US3109063 *13 Dec 196029 Oct 1963Decca LtdCathode ray tube display apparatus
US3443098 *21 Oct 19656 May 1969Radiation IncElectrostatically controlled light modulator
US3469904 *16 Sep 196630 Sep 1969Indiana University FoundationNight vision performance tester
US3619040 *10 Sep 19699 Nov 1971David Mark CowanPrism periscope
US3720457 *18 Nov 197013 Mar 1973Special Optics IncSystem for polarizing optical energy and transmitting the same through media
US3722984 *29 Jun 197127 Mar 1973Baldwin Co D HDay-night mirror for vehicles
US4093354 *23 Dec 19756 Jun 1978NasaMethod and apparatus for splitting a beam of energy
US4421313 *15 Dec 198120 Dec 1983Mattel, Inc.Display system having multiple viewing stations
US4569572 *14 Feb 198411 Feb 1986Kopich Leonard FHood for video terminals
US5069529 *4 May 19903 Dec 1991Citizen Watch Co., Ltd.Portable display equipment
US5168354 *27 Mar 19911 Dec 1992Burger King CorporationFast food drive-thru video communication system
Classifications
U.S. Classification348/834, 359/833, 359/601, D14/371
International ClassificationH01J29/89, G02B7/18

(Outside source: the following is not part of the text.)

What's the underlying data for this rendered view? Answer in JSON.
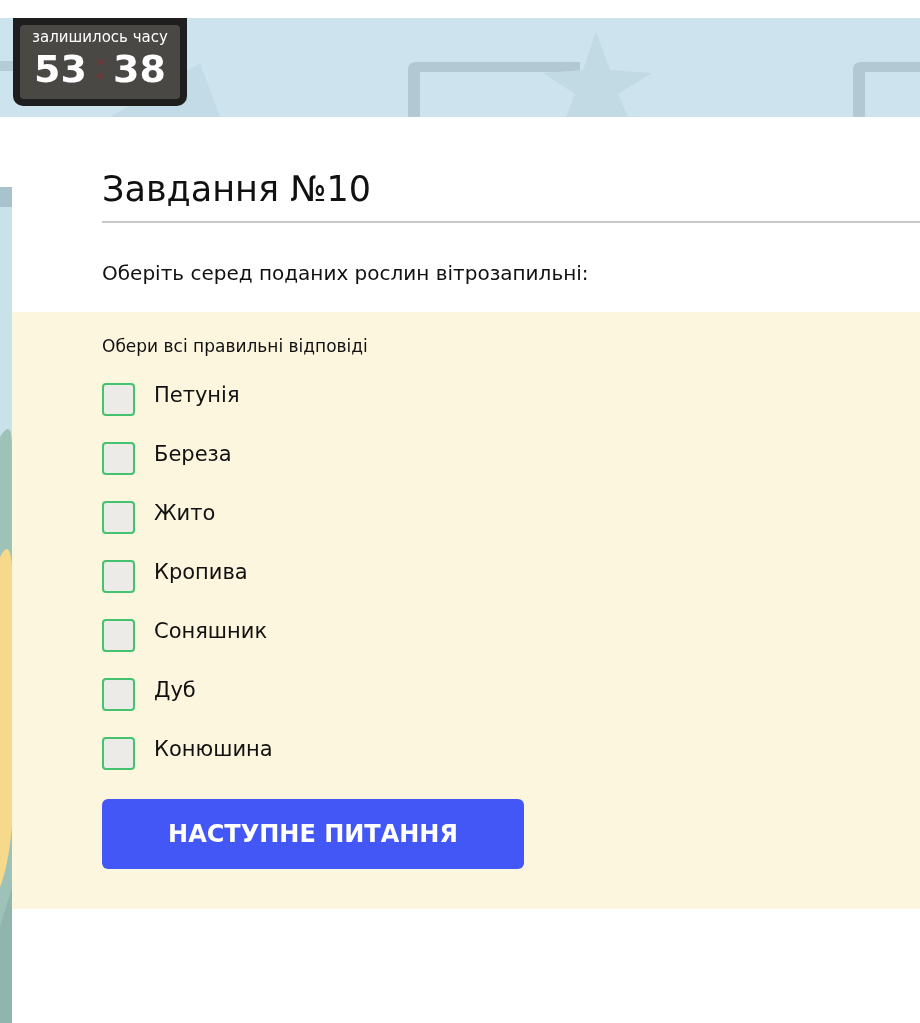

Cooperative ClassificationH01J29/896, G02B7/1805
European ClassificationG02B7/18P, H01J29/89F